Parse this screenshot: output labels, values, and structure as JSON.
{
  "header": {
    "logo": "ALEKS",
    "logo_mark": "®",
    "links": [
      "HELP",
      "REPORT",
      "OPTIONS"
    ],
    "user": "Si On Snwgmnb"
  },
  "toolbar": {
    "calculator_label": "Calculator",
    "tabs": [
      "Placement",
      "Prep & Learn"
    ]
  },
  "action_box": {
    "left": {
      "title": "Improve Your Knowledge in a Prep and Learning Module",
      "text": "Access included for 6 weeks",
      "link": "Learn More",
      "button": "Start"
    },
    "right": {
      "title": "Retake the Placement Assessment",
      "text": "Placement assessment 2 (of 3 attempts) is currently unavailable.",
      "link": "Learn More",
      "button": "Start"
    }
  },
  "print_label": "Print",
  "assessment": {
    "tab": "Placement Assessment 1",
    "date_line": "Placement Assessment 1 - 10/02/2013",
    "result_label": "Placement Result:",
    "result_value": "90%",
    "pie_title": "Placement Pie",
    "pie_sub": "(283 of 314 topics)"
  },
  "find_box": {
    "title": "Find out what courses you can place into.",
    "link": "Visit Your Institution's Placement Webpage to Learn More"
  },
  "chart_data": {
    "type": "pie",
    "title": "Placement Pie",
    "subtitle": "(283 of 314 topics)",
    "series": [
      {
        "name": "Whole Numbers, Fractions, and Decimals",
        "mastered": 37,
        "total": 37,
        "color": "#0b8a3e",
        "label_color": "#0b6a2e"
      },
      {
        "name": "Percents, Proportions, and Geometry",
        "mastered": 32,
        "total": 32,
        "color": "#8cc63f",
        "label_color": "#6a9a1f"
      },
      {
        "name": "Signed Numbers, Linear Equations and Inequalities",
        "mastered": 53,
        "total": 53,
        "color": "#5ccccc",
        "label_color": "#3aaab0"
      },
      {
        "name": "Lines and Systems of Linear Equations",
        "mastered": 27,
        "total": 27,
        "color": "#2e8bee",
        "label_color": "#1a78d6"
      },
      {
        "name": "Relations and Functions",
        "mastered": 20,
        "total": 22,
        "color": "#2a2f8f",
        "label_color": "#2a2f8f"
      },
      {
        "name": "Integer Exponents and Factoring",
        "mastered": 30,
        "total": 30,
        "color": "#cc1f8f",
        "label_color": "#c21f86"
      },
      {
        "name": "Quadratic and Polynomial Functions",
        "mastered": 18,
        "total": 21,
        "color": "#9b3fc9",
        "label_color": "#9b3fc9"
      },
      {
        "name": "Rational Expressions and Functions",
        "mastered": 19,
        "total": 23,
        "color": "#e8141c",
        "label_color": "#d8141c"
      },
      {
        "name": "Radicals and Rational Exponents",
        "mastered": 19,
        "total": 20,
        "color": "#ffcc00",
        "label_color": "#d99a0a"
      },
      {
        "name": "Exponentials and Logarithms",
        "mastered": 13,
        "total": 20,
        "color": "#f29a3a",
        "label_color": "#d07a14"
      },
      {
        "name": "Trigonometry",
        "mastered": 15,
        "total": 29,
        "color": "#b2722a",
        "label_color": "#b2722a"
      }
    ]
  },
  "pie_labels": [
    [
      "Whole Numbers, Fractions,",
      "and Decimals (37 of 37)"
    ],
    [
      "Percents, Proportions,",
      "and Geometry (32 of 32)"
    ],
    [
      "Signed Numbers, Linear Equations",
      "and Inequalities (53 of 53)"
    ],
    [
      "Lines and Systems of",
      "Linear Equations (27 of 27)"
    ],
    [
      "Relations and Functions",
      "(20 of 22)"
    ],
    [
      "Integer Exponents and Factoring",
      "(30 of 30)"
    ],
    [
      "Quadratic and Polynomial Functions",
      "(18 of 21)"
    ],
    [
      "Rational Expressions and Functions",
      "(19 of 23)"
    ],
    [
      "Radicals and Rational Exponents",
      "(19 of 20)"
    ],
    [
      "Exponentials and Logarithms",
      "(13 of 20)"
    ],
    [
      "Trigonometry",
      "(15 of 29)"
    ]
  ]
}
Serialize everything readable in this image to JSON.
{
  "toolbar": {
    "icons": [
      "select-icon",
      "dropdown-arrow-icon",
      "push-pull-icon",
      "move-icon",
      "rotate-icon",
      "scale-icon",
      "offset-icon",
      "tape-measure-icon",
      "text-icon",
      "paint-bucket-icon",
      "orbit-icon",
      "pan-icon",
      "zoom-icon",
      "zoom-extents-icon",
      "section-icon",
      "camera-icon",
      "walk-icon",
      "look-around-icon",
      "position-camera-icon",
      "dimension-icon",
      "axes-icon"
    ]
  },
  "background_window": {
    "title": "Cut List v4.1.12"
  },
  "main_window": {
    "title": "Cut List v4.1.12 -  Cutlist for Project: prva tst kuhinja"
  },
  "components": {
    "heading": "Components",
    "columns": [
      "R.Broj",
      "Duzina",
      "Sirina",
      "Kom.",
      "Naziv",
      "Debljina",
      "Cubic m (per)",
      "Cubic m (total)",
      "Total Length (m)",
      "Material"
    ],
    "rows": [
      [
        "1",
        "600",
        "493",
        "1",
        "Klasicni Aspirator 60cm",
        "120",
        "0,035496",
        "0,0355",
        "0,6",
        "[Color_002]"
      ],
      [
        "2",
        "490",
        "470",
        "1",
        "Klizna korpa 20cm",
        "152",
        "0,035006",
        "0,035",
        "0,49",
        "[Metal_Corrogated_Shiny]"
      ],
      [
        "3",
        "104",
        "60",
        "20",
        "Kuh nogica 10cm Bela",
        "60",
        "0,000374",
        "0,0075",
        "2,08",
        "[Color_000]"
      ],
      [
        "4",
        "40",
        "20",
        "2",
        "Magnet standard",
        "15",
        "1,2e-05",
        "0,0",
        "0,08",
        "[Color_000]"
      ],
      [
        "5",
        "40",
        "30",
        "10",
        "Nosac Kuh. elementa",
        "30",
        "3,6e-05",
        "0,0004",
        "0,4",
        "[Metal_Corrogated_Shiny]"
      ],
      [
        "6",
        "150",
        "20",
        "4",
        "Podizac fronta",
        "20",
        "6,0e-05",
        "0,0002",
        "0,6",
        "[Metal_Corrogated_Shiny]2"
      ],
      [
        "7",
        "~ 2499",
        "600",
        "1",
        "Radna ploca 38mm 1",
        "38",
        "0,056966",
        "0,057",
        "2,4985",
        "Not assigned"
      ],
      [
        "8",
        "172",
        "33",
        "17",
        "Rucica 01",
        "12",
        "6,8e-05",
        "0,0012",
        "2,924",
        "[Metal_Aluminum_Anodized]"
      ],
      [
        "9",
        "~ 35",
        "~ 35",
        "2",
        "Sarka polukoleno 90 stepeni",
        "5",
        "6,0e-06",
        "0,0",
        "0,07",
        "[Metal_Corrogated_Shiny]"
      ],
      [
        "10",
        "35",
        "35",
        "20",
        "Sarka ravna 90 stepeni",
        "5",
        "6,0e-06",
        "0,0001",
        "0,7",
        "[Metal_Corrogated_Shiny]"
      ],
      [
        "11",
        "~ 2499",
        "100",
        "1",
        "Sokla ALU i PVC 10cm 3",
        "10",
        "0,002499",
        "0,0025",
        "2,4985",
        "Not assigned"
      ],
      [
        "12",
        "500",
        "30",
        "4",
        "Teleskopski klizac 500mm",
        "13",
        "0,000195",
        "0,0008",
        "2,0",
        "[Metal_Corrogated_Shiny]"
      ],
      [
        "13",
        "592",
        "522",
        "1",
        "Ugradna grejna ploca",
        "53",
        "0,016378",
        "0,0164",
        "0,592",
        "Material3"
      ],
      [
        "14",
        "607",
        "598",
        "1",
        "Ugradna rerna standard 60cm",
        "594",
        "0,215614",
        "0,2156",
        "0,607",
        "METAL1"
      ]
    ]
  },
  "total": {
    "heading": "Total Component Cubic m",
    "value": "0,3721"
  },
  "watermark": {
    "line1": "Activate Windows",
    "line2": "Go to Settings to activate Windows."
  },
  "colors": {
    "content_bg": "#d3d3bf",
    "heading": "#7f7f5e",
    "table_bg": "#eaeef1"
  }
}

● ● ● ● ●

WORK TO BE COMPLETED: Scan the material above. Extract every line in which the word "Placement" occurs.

TASK OUTPUT:
      "Placement",
      "title": "Retake the Placement Assessment",
      "text": "Placement assessment 2 (of 3 attempts) is currently unavailable.",
    "tab": "Placement Assessment 1",
    "date_line": "Placement Assessment 1 - 10/02/2013",
    "result_label": "Placement Result:",
    "pie_title": "Placement Pie",
    "link": "Visit Your Institution's Placement Webpage to Learn More"
    "title": "Placement Pie",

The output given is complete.